The Worst Kids Shoe Advice We've Heard
Some of the kids shoe advice makes me want to face palm. It amazes me sometimes how some of these common kids shoe myths prevail, even as we learn increasingly more about children’s foot development.
I’m exposing the following pieces of “advice” as the frauds they are. Have you ever been conned into thinking these suggestions are gospel truth? You wouldn’t be the first. Read on to finally separate fact from fiction and get better shoes for your kids today.
Get a size bigger so your child grows into them
My own mother fell prey to this shoe advice when I was growing up. The result was that I looked clownish in my oversized sneakers. It seems like common sense, the way you buy larger school clothes so they’ll last longer.
But here’s the thing – a few things, actually…For a start, shoes that don’t fit well won’t wear well. For a child new to walking, going ‘up a size’ can be extremely detrimental to their development.
They leave your child prone to tripping and falling. Your child may need to toe-grip the soles of their shoes to stop them from slipping around as they walk. Hardly conducive to child’s play.
For another thing, oversized shoes can actually affect the way your child develops their gait. Or they could aggravate (perhaps even cause) underlying foot problems.
Children need sturdy footwear with lots of support
And what did our children do before shoe support was a thing?
That’s what muscles are for! Stiff or rigid shoes can actually weaken your child’s foot muscle development, reducing their endurance for long walks (like they’re not difficult about it already).
You need shoes with a flexible sole that will mould to the foot. Soft, supple materials like leather, suede and canvas are perfect. Flexible shoes help your children strengthen their feet muscles by using them as nature intended.
Just give them second-hand shoes
It’s so tempting to give your child their big sibling’s hand-me-downs when they’re growing a mile a minute.
But kids shoes mould to their feet, making them one-of-a-kind for the wearer.
Give your child used shoes and you’re putting them into shoes with soles already shaped to someone else’s fit. These wear patterns are unlikely to support your own child’s unique foot shape and movements.
So if there’s one thing you’re going to buy new for your child, make
it their shoes.
If they’re not complaining, the shoes still fit
If all parents got a penny every time their child complained, parenting would be the highest paid job on the planet (about time!).
But kids are just as susceptible to foregoing comfort if they’re immersed in a fun activity. Don’t just assume that because they haven’t mentioned it, they’re comfortable in their shoes.
Many kids don’t speak up when their shoes have become too tight for them. It’s best to measure their feet every two months in case it’s time for an upgrade.
You must get them the *insert latest trend here*
Sure it’s a photo opportunity when your kid tries on Dad’s gumboots or Mum’s high heels.
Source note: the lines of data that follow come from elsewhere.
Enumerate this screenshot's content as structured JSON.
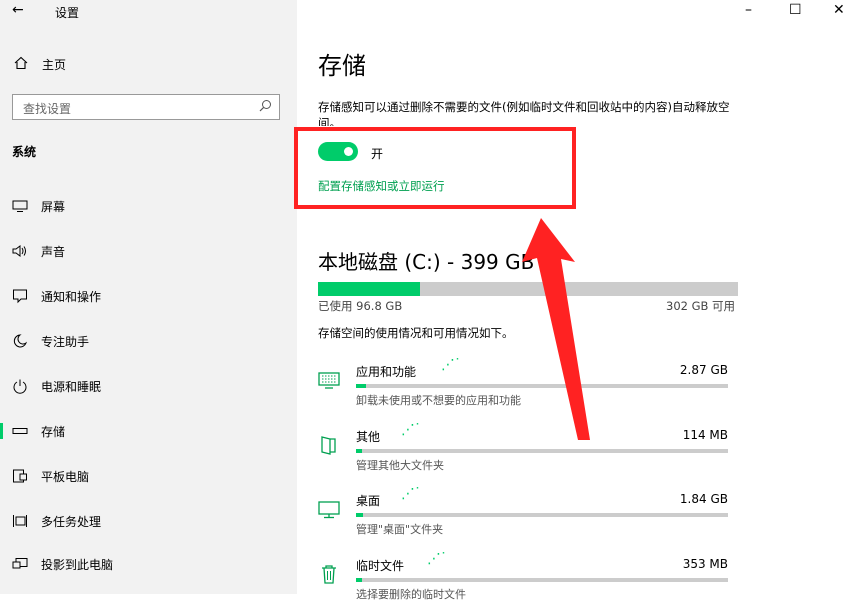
{
  "window": {
    "title": "设置",
    "back_glyph": "←",
    "minimize": "–",
    "maximize": "☐",
    "close": "✕"
  },
  "sidebar": {
    "home_label": "主页",
    "search_placeholder": "查找设置",
    "section_label": "系统",
    "items": [
      {
        "label": "屏幕",
        "icon": "monitor-icon"
      },
      {
        "label": "声音",
        "icon": "speaker-icon"
      },
      {
        "label": "通知和操作",
        "icon": "notification-icon"
      },
      {
        "label": "专注助手",
        "icon": "moon-icon"
      },
      {
        "label": "电源和睡眠",
        "icon": "power-icon"
      },
      {
        "label": "存储",
        "icon": "storage-icon",
        "active": true
      },
      {
        "label": "平板电脑",
        "icon": "tablet-icon"
      },
      {
        "label": "多任务处理",
        "icon": "multitask-icon"
      },
      {
        "label": "投影到此电脑",
        "icon": "project-icon"
      }
    ]
  },
  "main": {
    "title": "存储",
    "description": "存储感知可以通过删除不需要的文件(例如临时文件和回收站中的内容)自动释放空间。",
    "toggle_state": "开",
    "toggle_on": true,
    "configure_link": "配置存储感知或立即运行",
    "disk_title": "本地磁盘 (C:) - 399 GB",
    "used_label": "已使用 96.8 GB",
    "available_label": "302 GB 可用",
    "used_fraction": 0.243,
    "usage_description": "存储空间的使用情况和可用情况如下。",
    "categories": [
      {
        "name": "应用和功能",
        "size": "2.87 GB",
        "sub": "卸载未使用或不想要的应用和功能",
        "icon": "apps-icon",
        "fraction": 0.028
      },
      {
        "name": "其他",
        "size": "114 MB",
        "sub": "管理其他大文件夹",
        "icon": "other-icon",
        "fraction": 0.005
      },
      {
        "name": "桌面",
        "size": "1.84 GB",
        "sub": "管理\"桌面\"文件夹",
        "icon": "desktop-icon",
        "fraction": 0.02
      },
      {
        "name": "临时文件",
        "size": "353 MB",
        "sub": "选择要删除的临时文件",
        "icon": "trash-icon",
        "fraction": 0.005
      }
    ]
  },
  "colors": {
    "accent": "#00cc6a",
    "highlight": "#ff2222",
    "link": "#00a050"
  }
}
It’s a whole other story when you’re putting them in their own pint-sized replicas of adult shoes for longer periods of time.
Slip ons, heels, and gumboots… All these shoes should be banned until your child’s foot has sufficiently developed.
If shoes are uncomfortable for your child or inhibit their play in any way, they can have a detrimental effect on your child’s gait and foot development, potentially even resulting in foot problems later in life.
The best shoes you can buy are kids shoes designed for small feet and kids play. That means softer, more flexible soles and flat-to-the-ground profiles. It means shoes that properly ensconce the foot and allow for running, jumping, cartwheeling – what have you – with ease.
Your child should always wear shoes
… But it’s crazy how often I hear people say this. If we don’t say it enough at Bobux, here it goes again: barefoot is best.
Give your child all the help they need by letting them explore their little universe on their own two feet – and their own two feet alone. No socks. No shoes.
Of course, that isn’t always possible. So if your toddler does need to wear shoes to protect their soft skin on the playground, say, go for soft soles that allow proper proprioception.
What’s the worst kids shoe advice you’ve ever received? We’d love to hear from you! Meanwhile, explore our range of the best kids shoes for your child’s foot development today.